Public sector blogs does a nice job of aggregating this activity.

Obviously people write blogs about what they want to write about, and no one should be mandated to blog, or to write about certain topics. But I’ve been really getting into some of the tech analyst blogs recently, many of which focus on issues that are of great relevance to people working in public service: how to we go about getting adoption of ‘2.0’ ways of working within large, enterprise scale, organisations?

Check out some of these examples:

I love these blogs – full of insight, research, evidence, opinion, news, challenge and views. Wouldn’t it be great if there was a community of bloggers doing just this sort of thing for UK government?

I think we need a strong, vibrant blogging community in and around government providing some real analysis of what is happening, and some real thought-leadership in terms of what should be happening.

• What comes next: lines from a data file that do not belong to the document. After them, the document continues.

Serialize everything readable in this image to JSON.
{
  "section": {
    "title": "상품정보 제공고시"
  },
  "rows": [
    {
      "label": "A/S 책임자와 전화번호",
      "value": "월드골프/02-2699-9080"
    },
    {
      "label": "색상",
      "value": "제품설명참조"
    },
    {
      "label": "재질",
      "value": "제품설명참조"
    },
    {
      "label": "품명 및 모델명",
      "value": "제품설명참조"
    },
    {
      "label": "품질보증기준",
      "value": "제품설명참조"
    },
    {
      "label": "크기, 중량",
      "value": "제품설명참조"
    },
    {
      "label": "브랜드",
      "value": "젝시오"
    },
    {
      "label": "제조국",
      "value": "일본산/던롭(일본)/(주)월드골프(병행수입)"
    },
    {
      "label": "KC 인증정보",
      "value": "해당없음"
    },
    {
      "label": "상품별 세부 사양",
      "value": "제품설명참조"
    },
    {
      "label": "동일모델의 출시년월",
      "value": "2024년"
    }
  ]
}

This should be tied to a conversation that I have been hinting at recently around not talking about social media as an end in itself so much as how we get news ways of working adopted in government, tied into technology enabled change around software as a service, cloud computing, collaborative technology and so on. Who’s blogging about what the vendors are offering government and whether it’s any good or not?

Are we that far away from this now? Does anyone actually need it? Am I way off the mark here?

I’m planning on convening a ‘State of the UK gov blogosphere’ session at the UKGovCamp in January where we can talk about some of this, and maybe do some planning around how we can get more blogging going in a more sustainable way within and around public services.